*DATA*
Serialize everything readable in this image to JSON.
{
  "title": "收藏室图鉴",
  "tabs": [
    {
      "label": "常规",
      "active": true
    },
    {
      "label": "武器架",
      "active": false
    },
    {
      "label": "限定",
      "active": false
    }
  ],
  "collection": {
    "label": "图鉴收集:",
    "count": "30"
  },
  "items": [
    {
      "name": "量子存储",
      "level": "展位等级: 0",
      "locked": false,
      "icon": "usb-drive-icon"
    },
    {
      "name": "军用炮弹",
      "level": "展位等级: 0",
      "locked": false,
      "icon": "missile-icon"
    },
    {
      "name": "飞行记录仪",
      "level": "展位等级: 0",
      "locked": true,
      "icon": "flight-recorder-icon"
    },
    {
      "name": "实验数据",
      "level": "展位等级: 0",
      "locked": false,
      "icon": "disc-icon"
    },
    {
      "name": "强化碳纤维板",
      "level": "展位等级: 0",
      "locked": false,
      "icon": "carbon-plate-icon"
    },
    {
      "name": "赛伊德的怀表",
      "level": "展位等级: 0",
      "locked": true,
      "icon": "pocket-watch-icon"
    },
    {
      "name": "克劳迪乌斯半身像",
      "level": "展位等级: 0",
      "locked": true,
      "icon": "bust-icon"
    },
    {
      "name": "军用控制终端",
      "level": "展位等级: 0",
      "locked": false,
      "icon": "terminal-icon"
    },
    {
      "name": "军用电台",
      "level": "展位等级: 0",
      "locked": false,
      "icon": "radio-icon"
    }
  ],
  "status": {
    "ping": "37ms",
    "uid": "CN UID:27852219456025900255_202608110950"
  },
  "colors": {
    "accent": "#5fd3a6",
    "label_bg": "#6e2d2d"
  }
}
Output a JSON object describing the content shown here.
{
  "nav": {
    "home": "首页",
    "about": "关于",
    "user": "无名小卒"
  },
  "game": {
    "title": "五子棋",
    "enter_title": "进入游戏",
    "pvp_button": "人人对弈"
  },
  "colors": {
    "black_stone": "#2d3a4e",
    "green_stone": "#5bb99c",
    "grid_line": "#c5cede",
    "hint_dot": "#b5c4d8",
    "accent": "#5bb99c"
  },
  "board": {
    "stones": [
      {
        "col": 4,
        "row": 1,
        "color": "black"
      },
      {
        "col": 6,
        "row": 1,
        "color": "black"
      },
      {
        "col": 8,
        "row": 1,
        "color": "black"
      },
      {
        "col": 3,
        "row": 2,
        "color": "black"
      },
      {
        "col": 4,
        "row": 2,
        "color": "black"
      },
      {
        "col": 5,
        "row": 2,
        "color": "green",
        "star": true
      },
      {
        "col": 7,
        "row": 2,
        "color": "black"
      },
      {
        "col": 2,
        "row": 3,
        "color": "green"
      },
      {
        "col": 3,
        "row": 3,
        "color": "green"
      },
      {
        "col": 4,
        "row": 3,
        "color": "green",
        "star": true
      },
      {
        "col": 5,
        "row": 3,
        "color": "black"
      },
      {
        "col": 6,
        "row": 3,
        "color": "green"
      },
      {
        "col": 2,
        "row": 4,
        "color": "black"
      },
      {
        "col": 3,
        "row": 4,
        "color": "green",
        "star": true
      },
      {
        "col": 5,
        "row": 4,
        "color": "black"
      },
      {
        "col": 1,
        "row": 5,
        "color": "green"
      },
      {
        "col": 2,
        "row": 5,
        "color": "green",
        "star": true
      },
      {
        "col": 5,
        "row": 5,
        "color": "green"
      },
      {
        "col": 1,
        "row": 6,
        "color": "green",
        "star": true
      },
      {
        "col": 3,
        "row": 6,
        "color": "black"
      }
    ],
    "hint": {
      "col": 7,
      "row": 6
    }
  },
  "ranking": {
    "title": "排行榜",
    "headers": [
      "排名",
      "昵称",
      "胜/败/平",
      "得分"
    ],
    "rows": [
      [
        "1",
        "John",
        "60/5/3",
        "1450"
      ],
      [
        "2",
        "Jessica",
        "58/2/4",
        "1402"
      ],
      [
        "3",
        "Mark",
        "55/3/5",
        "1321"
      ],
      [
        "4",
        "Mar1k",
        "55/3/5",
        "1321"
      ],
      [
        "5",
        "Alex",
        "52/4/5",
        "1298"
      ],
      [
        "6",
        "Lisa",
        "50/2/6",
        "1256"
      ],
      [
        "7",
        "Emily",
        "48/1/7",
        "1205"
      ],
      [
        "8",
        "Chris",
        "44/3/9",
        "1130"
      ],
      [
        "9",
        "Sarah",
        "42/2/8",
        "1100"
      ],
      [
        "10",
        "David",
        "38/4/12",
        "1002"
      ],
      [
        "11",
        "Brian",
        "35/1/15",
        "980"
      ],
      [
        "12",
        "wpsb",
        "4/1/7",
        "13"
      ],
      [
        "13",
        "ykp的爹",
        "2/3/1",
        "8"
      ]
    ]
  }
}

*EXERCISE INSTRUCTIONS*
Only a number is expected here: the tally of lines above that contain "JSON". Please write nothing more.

*COMPLETED EXERCISE*
2